How do I write a batch file that backs up and restores the environment variables.
After that, I want to set some of the variables and if something goes wrong, I can rollback the changes with this created batch file.
To save system environment:
To save user environment:
If you are running Windows, you cannot set the global environment variables from within a batch file without additional software. They must be set through the Control Panel, System applet in order to make them global.
As for capturing them, using
This batch file should read the previous output and reset them for the current window:
It sounds a little dangerous to me. SET you can't go far wrong with, SET >file will back up your variables, but to restore them all requires some acrobatics and seems a little bit risky, and overkill really.
Why restore them all if only some are bad.
Things can go wrong with setx..
The reasons for the acrobatics, are that SET doesn't distinguish between user variables and machine/system variables. There is REG QUERY which can help to display environment variables instead of SET, with some skill. And it's not risky, just takes some skill.
Furthermore, you might think that since SET displays VARIABLE=VALUE that if you used VALUE in setx, it'd put that value in. But setx has some funny behaviour, in that if you do
set ggg=r"r <-- that sets ggg to r"r
but if you do
setx ggg r"r <-- that sets ggg to rr , and if you want r"r you have to do \"
Maybe setx eating quotes(i mean, within the value) is not a bad thing 'cos you probably don't want any quotes in there anyway. But worth knowing what's going on.
set ggg=rrr sss <--- sets ggg to rrr sss
setx ggg rrr sss <--- sets ggg to rrr
so setx need quotes around the value. If you didn't know that, and you tried to use setx to replace ALL your environment variables, you could go wrong.
so it requires quotes around the value(in obvious cases i.e. value has spaces) and eats quotes within the value. And also when using -m (which you do for system variables), it needs it at the end. If you put it at the beginning it takes it as the variable value being -m
all of that is not obvious.
and it's setting variables permanently.
So I personally wouldn't want to use setx for every single variable put out by SET in an automated thing, it's just not necessary, and if I did i'd want it heavily tested..
And if I use it on one variable I tend to check that it worked because I might have made an error, it may have a quirk, and it's permanent.
Personally, i'd back up variables, like with SET.. or SET | find /i "path" >a Before doing setx on path..
But wouldn't try to use setx on what is dumped from SET.. or from REG QUERY.. 'cos I wouldn't want to permanently change variables that are fine. lots of variables when maybe one is funny.
If you're not writing batch files to change all your environment variables, then you're not likely to be getting all your variables wiped or messed up!
What you might want to do, is make a bat file with the individual setx command for the variables you want to replace, and back that up

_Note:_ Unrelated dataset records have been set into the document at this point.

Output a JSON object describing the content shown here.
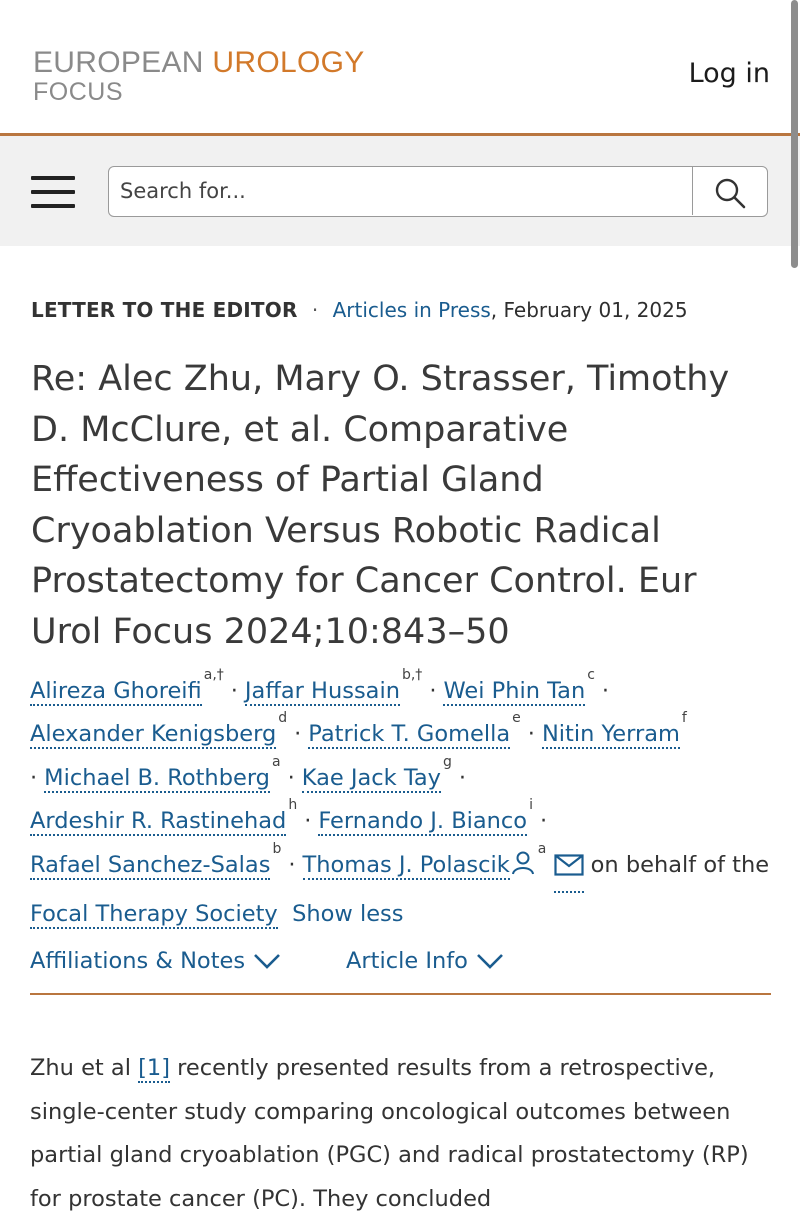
{
  "header": {
    "logo_word1": "EUROPEAN",
    "logo_word2": "UROLOGY",
    "logo_word3": "FOCUS",
    "login_label": "Log in"
  },
  "search": {
    "placeholder": "Search for...",
    "icon": "search-icon",
    "menu_icon": "hamburger-menu-icon"
  },
  "article": {
    "type": "LETTER TO THE EDITOR",
    "section": "Articles in Press",
    "date": ", February 01, 2025",
    "title": "Re: Alec Zhu, Mary O. Strasser, Timothy D. McClure, et al. Comparative Effectiveness of Partial Gland Cryoablation Versus Robotic Radical Prostatectomy for Cancer Control. Eur Urol Focus 2024;10:843–50",
    "authors": [
      {
        "name": "Alireza Ghoreifi",
        "sup": "a,†"
      },
      {
        "name": "Jaffar Hussain",
        "sup": "b,†"
      },
      {
        "name": "Wei Phin Tan",
        "sup": "c"
      },
      {
        "name": "Alexander Kenigsberg",
        "sup": "d"
      },
      {
        "name": "Patrick T. Gomella",
        "sup": "e"
      },
      {
        "name": "Nitin Yerram",
        "sup": "f"
      },
      {
        "name": "Michael B. Rothberg",
        "sup": "a"
      },
      {
        "name": "Kae Jack Tay",
        "sup": "g"
      },
      {
        "name": "Ardeshir R. Rastinehad",
        "sup": "h"
      },
      {
        "name": "Fernando J. Bianco",
        "sup": "i"
      },
      {
        "name": "Rafael Sanchez-Salas",
        "sup": "b"
      },
      {
        "name": "Thomas J. Polascik",
        "sup": "a"
      }
    ],
    "behalf_text": "on behalf of the",
    "group_name": "Focal Therapy Society",
    "show_less": "Show less",
    "affiliations_label": "Affiliations & Notes",
    "article_info_label": "Article Info",
    "body_intro": "Zhu et al",
    "body_ref": "[1]",
    "body_rest": "recently presented results from a retrospective, single-center study comparing oncological outcomes between partial gland cryoablation (PGC) and radical prostatectomy (RP) for prostate cancer (PC). They concluded"
  },
  "colors": {
    "accent_orange": "#d2792a",
    "link_blue": "#1a5c8f",
    "rule": "#b9763f"
  }
}
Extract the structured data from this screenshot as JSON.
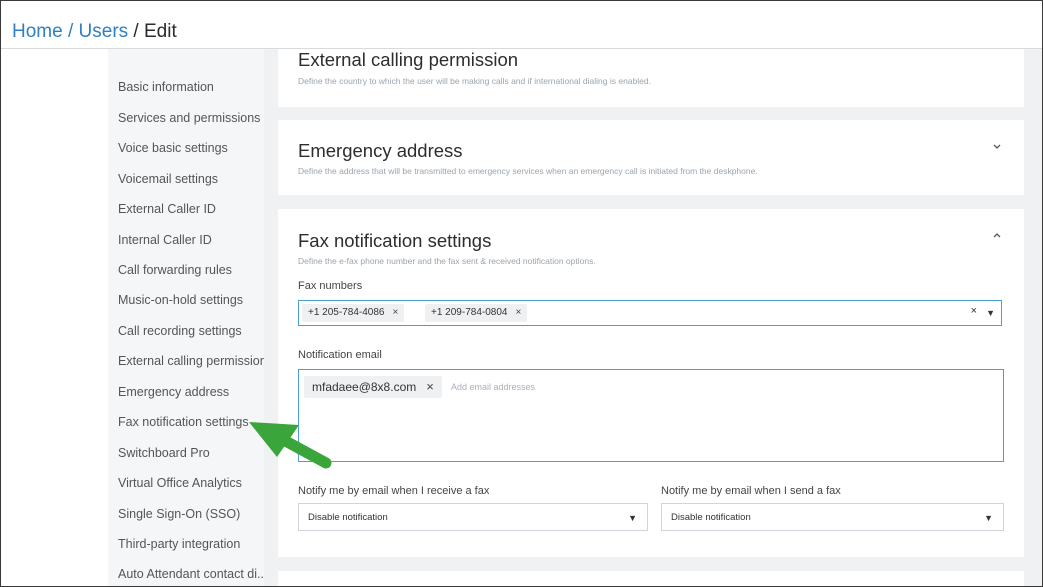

I suggest these set mvar=HKLM\SYSTEM\CurrentControlSet\Control\Session Manager\Environment setx mvar "%mvar%" set uvar=HKCU\Environment setx uvar "%uvar%"
All that said,
and still don't go doing things in one go..
here are 2 for /f commands that'd help you generate 2 bat files, one for your user variables, one for your environment variables, so help you god.
then edit them and make sure they only have what you want.. and you don't see anything funny.
you'd probably be better off not doing it like that, and.. you know what you could do.. is backup all system variables and user variables but without saying setx, so you have them backed up without the scaryness of doing
and no need for quotes around %h 'cos not writing setx in.
del a.bat del b.bat
Then if you could add the word set before them.
See if things function OK..
then maybe if you want to set all the environment variables permanently, presumably when it's unnecessary to (since it'd almost never be necessary). Then you could change from the set version of the for, to the setx version.
I'm not going to write a bat file to do that because it's not well tested, but that's everything that'd need to be in any batch files.
Put it together at your own risk, and I suggest when you do, you test it well, like on a virtual machine maybe.
Perhaps you can enclose your script between SETLOCAL / ENDLOCAL, so that all your changes to env variables become local and after ENDLOCAL, your old enviromment gets restored.